======== Records for processing

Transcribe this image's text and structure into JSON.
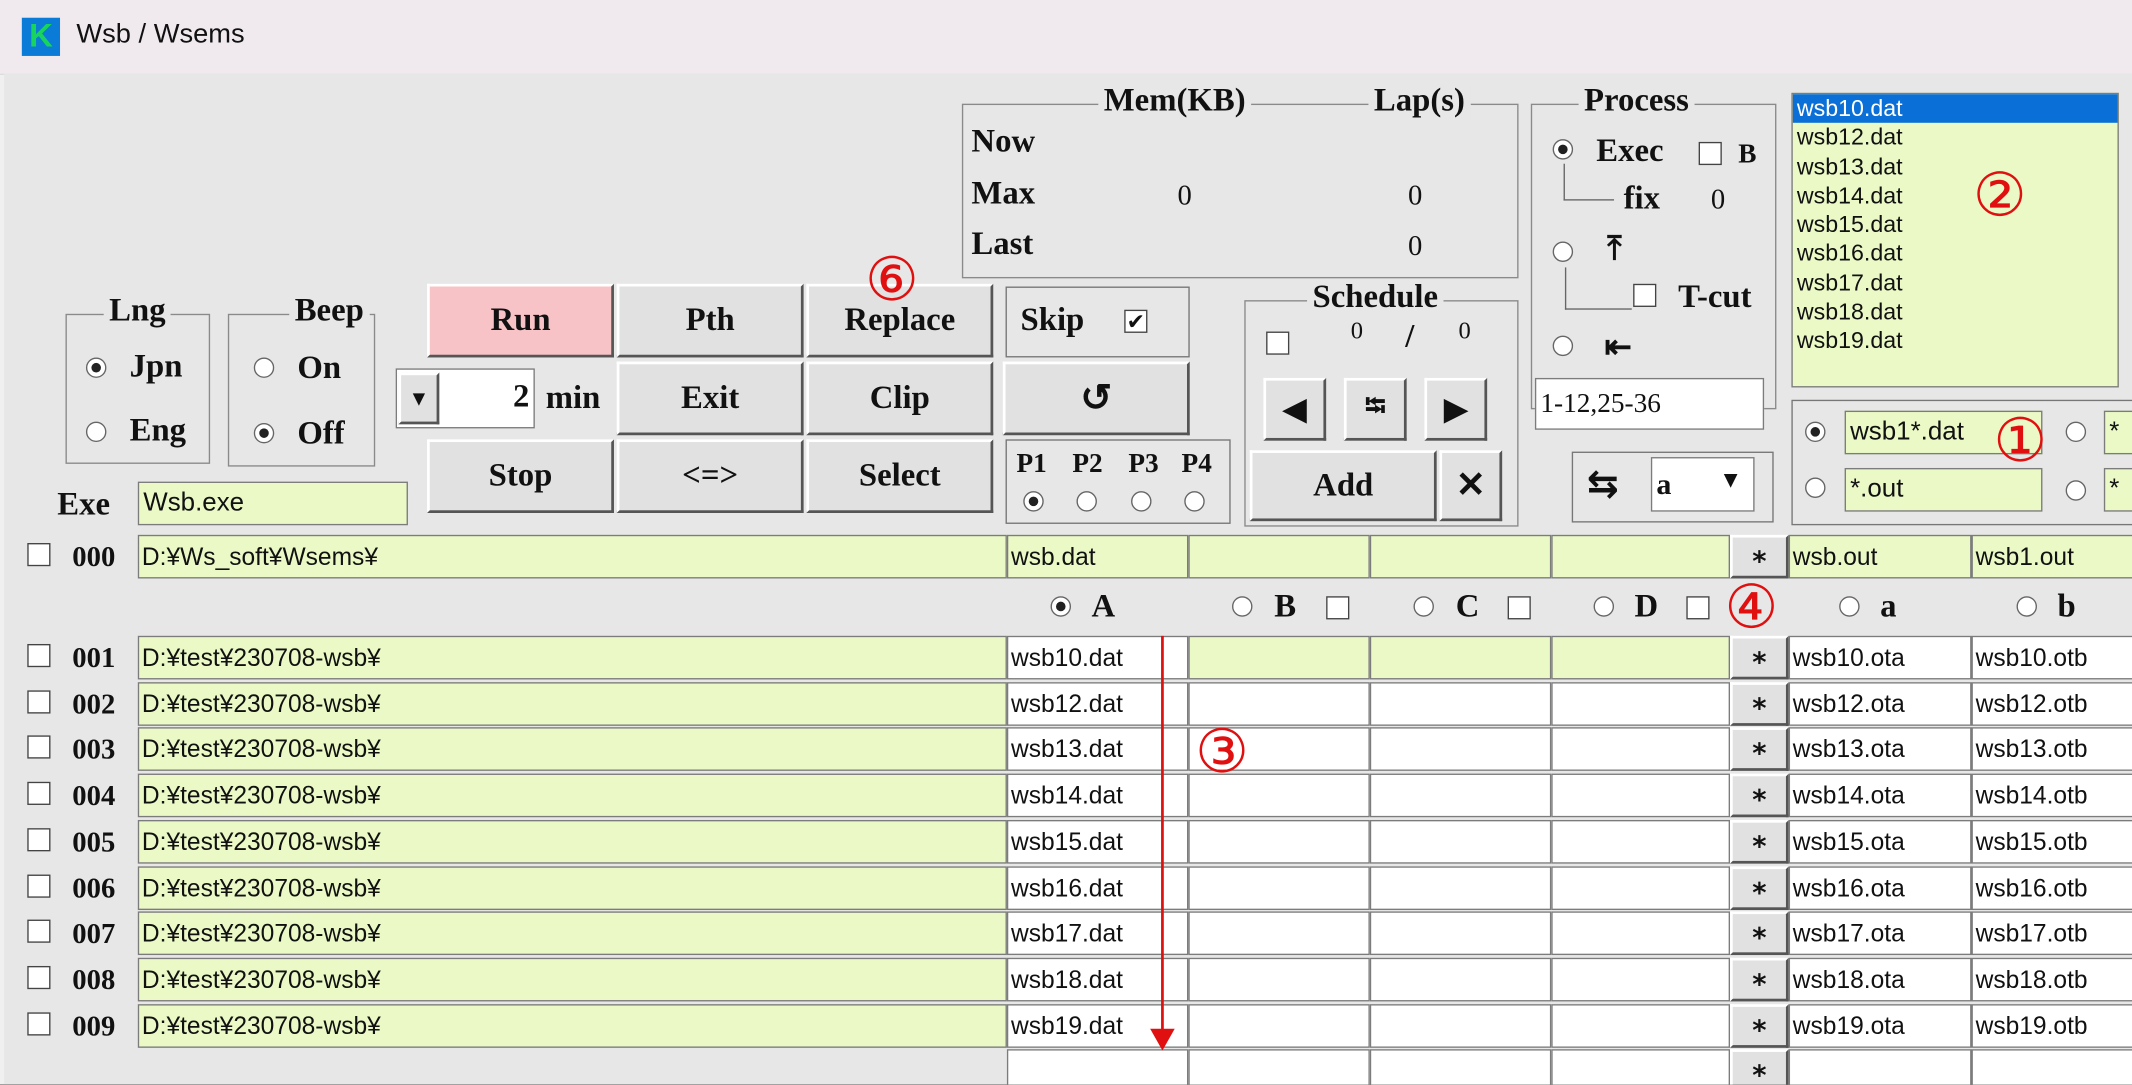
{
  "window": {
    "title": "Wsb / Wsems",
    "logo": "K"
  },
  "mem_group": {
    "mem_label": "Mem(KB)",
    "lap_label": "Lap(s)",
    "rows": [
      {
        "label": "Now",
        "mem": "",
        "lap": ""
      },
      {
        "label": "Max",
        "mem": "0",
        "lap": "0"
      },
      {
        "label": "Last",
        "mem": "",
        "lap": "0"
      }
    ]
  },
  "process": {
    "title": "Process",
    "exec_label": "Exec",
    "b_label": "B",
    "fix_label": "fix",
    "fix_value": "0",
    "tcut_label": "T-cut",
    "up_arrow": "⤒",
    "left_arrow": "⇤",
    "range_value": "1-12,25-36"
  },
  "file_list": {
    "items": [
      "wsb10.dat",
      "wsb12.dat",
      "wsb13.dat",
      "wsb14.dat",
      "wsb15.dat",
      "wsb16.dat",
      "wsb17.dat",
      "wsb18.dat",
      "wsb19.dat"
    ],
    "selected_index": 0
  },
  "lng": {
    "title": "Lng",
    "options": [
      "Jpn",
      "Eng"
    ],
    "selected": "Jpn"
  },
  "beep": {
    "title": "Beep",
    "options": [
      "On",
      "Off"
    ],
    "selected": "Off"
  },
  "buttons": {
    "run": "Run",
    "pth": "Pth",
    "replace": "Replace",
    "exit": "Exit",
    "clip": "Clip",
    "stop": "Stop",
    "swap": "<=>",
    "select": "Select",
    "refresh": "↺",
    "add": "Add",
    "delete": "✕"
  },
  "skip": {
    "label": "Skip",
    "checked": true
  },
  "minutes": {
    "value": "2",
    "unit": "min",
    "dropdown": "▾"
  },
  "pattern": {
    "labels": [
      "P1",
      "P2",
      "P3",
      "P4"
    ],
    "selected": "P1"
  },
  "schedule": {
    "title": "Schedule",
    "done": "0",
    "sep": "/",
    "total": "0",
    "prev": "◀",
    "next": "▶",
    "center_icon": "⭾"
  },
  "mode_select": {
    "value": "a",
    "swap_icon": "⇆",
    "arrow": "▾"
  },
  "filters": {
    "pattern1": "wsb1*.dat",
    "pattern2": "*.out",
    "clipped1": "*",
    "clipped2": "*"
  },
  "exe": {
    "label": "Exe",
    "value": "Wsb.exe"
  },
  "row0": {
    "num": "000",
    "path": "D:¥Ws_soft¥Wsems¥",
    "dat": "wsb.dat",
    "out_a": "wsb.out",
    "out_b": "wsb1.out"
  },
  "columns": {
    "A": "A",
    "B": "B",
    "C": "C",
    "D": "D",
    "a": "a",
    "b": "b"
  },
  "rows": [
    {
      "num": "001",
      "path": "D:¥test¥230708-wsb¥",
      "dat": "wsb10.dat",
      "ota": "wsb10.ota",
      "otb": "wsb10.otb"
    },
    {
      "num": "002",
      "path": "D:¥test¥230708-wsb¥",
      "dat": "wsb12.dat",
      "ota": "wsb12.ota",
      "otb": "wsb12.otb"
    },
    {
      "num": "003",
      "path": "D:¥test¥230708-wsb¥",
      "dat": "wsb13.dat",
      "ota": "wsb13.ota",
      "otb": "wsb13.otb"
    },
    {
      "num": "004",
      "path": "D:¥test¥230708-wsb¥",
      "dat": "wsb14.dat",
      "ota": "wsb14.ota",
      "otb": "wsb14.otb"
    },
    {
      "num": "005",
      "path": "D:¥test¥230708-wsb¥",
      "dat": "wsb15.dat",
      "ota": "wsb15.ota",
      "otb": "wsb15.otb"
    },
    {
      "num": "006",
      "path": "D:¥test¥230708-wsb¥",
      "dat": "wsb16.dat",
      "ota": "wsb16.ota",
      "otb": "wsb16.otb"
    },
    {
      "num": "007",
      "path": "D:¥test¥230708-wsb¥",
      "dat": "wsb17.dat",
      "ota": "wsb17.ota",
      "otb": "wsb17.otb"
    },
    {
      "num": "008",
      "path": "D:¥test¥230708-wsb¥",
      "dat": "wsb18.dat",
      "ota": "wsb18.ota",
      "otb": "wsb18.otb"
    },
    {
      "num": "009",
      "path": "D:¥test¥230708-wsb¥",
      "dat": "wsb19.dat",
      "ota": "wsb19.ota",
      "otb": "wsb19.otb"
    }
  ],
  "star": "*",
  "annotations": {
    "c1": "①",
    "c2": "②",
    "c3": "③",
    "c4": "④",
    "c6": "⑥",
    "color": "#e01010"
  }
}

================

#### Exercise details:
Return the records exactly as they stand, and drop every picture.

#### Output below:
Transcribe this image's text and structure into JSON.
{
  "window": {
    "title": "Wsb / Wsems",
    "logo": "K"
  },
  "mem_group": {
    "mem_label": "Mem(KB)",
    "lap_label": "Lap(s)",
    "rows": [
      {
        "label": "Now",
        "mem": "",
        "lap": ""
      },
      {
        "label": "Max",
        "mem": "0",
        "lap": "0"
      },
      {
        "label": "Last",
        "mem": "",
        "lap": "0"
      }
    ]
  },
  "process": {
    "title": "Process",
    "exec_label": "Exec",
    "b_label": "B",
    "fix_label": "fix",
    "fix_value": "0",
    "tcut_label": "T-cut",
    "up_arrow": "⤒",
    "left_arrow": "⇤",
    "range_value": "1-12,25-36"
  },
  "file_list": {
    "items": [
      "wsb10.dat",
      "wsb12.dat",
      "wsb13.dat",
      "wsb14.dat",
      "wsb15.dat",
      "wsb16.dat",
      "wsb17.dat",
      "wsb18.dat",
      "wsb19.dat"
    ],
    "selected_index": 0
  },
  "lng": {
    "title": "Lng",
    "options": [
      "Jpn",
      "Eng"
    ],
    "selected": "Jpn"
  },
  "beep": {
    "title": "Beep",
    "options": [
      "On",
      "Off"
    ],
    "selected": "Off"
  },
  "buttons": {
    "run": "Run",
    "pth": "Pth",
    "replace": "Replace",
    "exit": "Exit",
    "clip": "Clip",
    "stop": "Stop",
    "swap": "<=>",
    "select": "Select",
    "refresh": "↺",
    "add": "Add",
    "delete": "✕"
  },
  "skip": {
    "label": "Skip",
    "checked": true
  },
  "minutes": {
    "value": "2",
    "unit": "min",
    "dropdown": "▾"
  },
  "pattern": {
    "labels": [
      "P1",
      "P2",
      "P3",
      "P4"
    ],
    "selected": "P1"
  },
  "schedule": {
    "title": "Schedule",
    "done": "0",
    "sep": "/",
    "total": "0",
    "prev": "◀",
    "next": "▶",
    "center_icon": "⭾"
  },
  "mode_select": {
    "value": "a",
    "swap_icon": "⇆",
    "arrow": "▾"
  },
  "filters": {
    "pattern1": "wsb1*.dat",
    "pattern2": "*.out",
    "clipped1": "*",
    "clipped2": "*"
  },
  "exe": {
    "label": "Exe",
    "value": "Wsb.exe"
  },
  "row0": {
    "num": "000",
    "path": "D:¥Ws_soft¥Wsems¥",
    "dat": "wsb.dat",
    "out_a": "wsb.out",
    "out_b": "wsb1.out"
  },
  "columns": {
    "A": "A",
    "B": "B",
    "C": "C",
    "D": "D",
    "a": "a",
    "b": "b"
  },
  "rows": [
    {
      "num": "001",
      "path": "D:¥test¥230708-wsb¥",
      "dat": "wsb10.dat",
      "ota": "wsb10.ota",
      "otb": "wsb10.otb"
    },
    {
      "num": "002",
      "path": "D:¥test¥230708-wsb¥",
      "dat": "wsb12.dat",
      "ota": "wsb12.ota",
      "otb": "wsb12.otb"
    },
    {
      "num": "003",
      "path": "D:¥test¥230708-wsb¥",
      "dat": "wsb13.dat",
      "ota": "wsb13.ota",
      "otb": "wsb13.otb"
    },
    {
      "num": "004",
      "path": "D:¥test¥230708-wsb¥",
      "dat": "wsb14.dat",
      "ota": "wsb14.ota",
      "otb": "wsb14.otb"
    },
    {
      "num": "005",
      "path": "D:¥test¥230708-wsb¥",
      "dat": "wsb15.dat",
      "ota": "wsb15.ota",
      "otb": "wsb15.otb"
    },
    {
      "num": "006",
      "path": "D:¥test¥230708-wsb¥",
      "dat": "wsb16.dat",
      "ota": "wsb16.ota",
      "otb": "wsb16.otb"
    },
    {
      "num": "007",
      "path": "D:¥test¥230708-wsb¥",
      "dat": "wsb17.dat",
      "ota": "wsb17.ota",
      "otb": "wsb17.otb"
    },
    {
      "num": "008",
      "path": "D:¥test¥230708-wsb¥",
      "dat": "wsb18.dat",
      "ota": "wsb18.ota",
      "otb": "wsb18.otb"
    },
    {
      "num": "009",
      "path": "D:¥test¥230708-wsb¥",
      "dat": "wsb19.dat",
      "ota": "wsb19.ota",
      "otb": "wsb19.otb"
    }
  ],
  "star": "*",
  "annotations": {
    "c1": "①",
    "c2": "②",
    "c3": "③",
    "c4": "④",
    "c6": "⑥",
    "color": "#e01010"
  }
}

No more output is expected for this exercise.